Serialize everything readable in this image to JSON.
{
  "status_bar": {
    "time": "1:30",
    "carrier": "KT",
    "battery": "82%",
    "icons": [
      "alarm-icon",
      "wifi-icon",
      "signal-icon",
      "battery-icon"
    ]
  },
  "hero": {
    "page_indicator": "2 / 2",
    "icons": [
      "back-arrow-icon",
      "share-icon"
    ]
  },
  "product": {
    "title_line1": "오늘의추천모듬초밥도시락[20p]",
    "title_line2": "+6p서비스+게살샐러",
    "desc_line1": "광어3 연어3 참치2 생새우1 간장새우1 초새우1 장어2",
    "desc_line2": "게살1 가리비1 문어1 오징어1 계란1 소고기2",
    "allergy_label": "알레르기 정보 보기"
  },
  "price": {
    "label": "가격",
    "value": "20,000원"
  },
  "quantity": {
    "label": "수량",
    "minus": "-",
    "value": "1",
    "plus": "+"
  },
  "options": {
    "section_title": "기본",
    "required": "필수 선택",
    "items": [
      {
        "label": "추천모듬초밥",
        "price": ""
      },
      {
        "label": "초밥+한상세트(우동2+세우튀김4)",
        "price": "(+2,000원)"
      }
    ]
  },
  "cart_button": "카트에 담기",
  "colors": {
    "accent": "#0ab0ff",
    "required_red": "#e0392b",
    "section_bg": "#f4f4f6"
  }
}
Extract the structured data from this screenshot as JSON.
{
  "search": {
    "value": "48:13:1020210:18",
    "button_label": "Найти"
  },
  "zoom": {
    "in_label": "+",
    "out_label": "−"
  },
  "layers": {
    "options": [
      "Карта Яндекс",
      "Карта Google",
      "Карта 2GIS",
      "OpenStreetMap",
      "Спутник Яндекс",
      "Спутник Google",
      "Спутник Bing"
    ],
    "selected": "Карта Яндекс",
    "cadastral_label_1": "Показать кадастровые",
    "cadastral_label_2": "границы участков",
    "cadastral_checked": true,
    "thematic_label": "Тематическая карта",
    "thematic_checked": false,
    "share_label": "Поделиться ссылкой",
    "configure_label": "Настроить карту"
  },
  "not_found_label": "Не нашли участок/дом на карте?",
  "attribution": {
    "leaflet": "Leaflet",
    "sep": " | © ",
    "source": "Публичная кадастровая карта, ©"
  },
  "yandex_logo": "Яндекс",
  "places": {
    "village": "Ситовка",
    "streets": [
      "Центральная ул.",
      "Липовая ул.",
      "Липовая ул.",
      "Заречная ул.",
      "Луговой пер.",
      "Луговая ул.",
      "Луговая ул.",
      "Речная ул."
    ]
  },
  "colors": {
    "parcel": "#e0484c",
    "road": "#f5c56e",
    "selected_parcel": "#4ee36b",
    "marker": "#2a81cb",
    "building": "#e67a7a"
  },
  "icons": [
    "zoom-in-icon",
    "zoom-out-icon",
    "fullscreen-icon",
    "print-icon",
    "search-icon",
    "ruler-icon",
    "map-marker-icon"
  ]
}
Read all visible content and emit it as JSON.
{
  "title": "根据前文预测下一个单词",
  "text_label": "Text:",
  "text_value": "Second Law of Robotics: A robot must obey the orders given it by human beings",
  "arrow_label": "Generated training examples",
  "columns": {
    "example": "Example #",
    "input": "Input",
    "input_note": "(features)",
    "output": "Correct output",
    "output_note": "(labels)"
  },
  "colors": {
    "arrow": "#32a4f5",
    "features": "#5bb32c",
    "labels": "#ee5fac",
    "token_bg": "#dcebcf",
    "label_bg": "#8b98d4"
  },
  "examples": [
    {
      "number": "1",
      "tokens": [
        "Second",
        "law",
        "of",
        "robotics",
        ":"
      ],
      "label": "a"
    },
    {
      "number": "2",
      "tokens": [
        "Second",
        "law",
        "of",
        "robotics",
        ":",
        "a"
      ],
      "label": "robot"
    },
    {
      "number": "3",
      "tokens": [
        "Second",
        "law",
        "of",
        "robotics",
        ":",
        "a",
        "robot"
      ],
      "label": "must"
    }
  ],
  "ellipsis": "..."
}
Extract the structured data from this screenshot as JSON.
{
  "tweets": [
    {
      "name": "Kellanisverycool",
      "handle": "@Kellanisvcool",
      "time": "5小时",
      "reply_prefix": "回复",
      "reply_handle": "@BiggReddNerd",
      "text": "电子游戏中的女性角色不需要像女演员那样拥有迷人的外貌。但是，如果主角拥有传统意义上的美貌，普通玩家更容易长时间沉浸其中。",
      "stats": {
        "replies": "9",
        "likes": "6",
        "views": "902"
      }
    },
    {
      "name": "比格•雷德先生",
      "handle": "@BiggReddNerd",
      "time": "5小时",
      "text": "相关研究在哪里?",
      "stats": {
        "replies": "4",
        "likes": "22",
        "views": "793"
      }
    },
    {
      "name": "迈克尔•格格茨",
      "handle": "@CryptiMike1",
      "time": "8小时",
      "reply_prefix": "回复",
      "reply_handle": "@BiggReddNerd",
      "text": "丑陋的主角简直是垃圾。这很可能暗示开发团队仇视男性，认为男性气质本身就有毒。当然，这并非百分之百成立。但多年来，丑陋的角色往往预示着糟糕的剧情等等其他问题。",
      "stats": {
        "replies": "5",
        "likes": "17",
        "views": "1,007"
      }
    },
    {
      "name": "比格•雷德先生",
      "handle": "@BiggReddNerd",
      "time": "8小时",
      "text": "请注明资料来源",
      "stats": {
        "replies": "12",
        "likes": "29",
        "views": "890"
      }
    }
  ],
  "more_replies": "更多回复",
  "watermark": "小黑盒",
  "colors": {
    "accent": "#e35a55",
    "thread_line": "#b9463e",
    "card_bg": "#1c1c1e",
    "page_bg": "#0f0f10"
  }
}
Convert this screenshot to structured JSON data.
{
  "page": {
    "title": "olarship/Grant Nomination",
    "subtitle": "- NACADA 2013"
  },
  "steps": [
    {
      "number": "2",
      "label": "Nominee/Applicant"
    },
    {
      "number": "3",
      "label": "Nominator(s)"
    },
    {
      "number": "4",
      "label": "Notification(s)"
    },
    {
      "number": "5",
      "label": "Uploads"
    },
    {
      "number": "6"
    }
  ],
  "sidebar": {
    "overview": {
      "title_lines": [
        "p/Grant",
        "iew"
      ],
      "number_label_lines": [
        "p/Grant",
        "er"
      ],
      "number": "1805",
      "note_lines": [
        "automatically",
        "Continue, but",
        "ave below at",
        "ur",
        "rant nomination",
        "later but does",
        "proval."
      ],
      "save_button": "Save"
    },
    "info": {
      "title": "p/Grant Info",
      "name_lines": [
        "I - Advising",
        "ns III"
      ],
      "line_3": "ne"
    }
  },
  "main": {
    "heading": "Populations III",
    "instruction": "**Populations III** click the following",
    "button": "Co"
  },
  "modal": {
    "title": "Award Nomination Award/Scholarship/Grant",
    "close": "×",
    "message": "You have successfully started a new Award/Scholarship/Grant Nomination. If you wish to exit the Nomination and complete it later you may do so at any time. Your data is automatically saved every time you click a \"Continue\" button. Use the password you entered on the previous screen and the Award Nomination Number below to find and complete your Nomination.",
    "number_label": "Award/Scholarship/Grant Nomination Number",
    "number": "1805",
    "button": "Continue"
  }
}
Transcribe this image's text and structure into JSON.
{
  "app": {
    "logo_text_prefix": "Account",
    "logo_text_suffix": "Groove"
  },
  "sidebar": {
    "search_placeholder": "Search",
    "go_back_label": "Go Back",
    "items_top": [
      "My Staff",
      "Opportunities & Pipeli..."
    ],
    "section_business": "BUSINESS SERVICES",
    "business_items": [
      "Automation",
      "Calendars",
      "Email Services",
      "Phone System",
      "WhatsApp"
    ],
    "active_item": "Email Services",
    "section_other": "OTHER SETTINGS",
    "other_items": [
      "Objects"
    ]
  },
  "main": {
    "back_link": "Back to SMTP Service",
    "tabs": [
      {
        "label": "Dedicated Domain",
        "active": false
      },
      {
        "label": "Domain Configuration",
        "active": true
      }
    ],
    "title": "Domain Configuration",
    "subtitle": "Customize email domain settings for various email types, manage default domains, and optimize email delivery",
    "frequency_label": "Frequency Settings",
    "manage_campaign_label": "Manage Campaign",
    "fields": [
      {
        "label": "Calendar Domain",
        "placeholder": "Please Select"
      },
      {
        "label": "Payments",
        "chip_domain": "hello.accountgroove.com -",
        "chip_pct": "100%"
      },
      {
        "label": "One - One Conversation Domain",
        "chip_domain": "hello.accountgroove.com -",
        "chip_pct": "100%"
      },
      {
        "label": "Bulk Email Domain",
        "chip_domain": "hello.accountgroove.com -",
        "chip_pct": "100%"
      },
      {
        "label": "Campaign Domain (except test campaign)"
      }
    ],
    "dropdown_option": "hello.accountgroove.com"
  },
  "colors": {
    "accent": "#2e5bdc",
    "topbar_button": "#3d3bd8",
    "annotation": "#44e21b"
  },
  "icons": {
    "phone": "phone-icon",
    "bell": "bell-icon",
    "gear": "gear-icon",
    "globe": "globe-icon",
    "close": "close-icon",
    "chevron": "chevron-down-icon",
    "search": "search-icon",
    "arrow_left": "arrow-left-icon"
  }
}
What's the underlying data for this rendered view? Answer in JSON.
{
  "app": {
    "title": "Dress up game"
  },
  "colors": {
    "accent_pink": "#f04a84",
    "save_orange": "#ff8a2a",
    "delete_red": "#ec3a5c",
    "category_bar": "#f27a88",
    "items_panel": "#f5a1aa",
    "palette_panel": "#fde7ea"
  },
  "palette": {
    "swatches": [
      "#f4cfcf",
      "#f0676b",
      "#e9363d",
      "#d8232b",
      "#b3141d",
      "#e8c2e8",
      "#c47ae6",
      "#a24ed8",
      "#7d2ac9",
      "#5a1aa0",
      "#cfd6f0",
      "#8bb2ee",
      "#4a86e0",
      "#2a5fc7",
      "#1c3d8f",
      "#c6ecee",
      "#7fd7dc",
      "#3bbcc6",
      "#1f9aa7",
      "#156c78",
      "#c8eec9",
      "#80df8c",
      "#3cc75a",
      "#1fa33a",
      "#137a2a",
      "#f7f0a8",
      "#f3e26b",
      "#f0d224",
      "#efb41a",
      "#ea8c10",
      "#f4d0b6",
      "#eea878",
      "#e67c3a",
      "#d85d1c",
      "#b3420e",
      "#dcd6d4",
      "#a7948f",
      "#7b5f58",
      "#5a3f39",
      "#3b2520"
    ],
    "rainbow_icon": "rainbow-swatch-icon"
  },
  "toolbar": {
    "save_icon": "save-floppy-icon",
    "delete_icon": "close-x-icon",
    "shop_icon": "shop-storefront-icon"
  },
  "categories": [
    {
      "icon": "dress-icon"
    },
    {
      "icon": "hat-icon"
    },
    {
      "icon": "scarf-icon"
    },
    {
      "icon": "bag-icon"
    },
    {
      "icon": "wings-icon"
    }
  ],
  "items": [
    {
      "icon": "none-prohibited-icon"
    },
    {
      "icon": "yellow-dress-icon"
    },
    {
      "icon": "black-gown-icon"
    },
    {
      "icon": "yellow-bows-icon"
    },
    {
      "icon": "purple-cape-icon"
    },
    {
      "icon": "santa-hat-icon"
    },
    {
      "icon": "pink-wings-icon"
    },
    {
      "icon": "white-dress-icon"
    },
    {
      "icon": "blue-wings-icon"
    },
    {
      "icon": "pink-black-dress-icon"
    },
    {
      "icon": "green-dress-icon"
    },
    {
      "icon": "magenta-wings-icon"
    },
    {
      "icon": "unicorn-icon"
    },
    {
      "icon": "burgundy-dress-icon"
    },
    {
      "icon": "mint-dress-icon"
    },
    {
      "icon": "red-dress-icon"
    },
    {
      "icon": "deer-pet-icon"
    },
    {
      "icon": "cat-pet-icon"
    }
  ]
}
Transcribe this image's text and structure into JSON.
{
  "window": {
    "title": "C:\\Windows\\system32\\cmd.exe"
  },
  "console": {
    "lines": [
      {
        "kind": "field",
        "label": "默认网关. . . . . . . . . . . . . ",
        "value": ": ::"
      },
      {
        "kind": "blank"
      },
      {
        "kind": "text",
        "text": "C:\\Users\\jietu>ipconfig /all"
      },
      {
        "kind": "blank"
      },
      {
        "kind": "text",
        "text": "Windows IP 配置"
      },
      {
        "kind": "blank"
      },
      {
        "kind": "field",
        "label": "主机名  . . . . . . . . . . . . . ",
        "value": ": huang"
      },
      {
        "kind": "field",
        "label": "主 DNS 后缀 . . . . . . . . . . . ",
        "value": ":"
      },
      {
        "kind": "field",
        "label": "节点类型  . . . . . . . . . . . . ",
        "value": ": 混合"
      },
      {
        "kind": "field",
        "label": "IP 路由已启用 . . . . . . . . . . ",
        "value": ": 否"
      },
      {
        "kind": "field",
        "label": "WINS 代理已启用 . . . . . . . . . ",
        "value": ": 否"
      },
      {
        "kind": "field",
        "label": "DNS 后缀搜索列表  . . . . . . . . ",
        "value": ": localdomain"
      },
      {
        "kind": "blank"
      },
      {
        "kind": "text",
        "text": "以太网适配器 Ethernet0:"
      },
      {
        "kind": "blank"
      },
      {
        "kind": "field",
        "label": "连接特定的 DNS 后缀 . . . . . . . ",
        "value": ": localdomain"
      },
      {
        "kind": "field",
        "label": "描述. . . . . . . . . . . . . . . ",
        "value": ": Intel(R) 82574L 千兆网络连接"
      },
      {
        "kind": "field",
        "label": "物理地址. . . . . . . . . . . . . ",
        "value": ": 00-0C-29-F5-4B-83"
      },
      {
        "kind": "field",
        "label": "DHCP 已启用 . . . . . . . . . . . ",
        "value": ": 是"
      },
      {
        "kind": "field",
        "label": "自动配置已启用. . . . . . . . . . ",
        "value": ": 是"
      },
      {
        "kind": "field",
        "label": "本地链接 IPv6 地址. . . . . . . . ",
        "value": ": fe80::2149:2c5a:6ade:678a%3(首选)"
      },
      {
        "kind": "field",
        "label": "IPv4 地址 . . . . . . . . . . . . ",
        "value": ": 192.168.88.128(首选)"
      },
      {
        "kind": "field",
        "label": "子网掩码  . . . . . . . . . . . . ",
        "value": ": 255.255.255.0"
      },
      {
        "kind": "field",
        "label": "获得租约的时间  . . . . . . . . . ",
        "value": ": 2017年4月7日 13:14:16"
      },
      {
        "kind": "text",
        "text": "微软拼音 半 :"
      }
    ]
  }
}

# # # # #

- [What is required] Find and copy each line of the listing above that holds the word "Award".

- [Solution for this problem]
    "title": "Award Nomination Award/Scholarship/Grant",
    "message": "You have successfully started a new Award/Scholarship/Grant Nomination. If you wish to exit the Nomination and complete it later you may do so at any time. Your data is automatically saved every time you click a \"Continue\" button. Use the password you entered on the previous screen and the Award Nomination Number below to find and complete your Nomination.",
    "number_label": "Award/Scholarship/Grant Nomination Number",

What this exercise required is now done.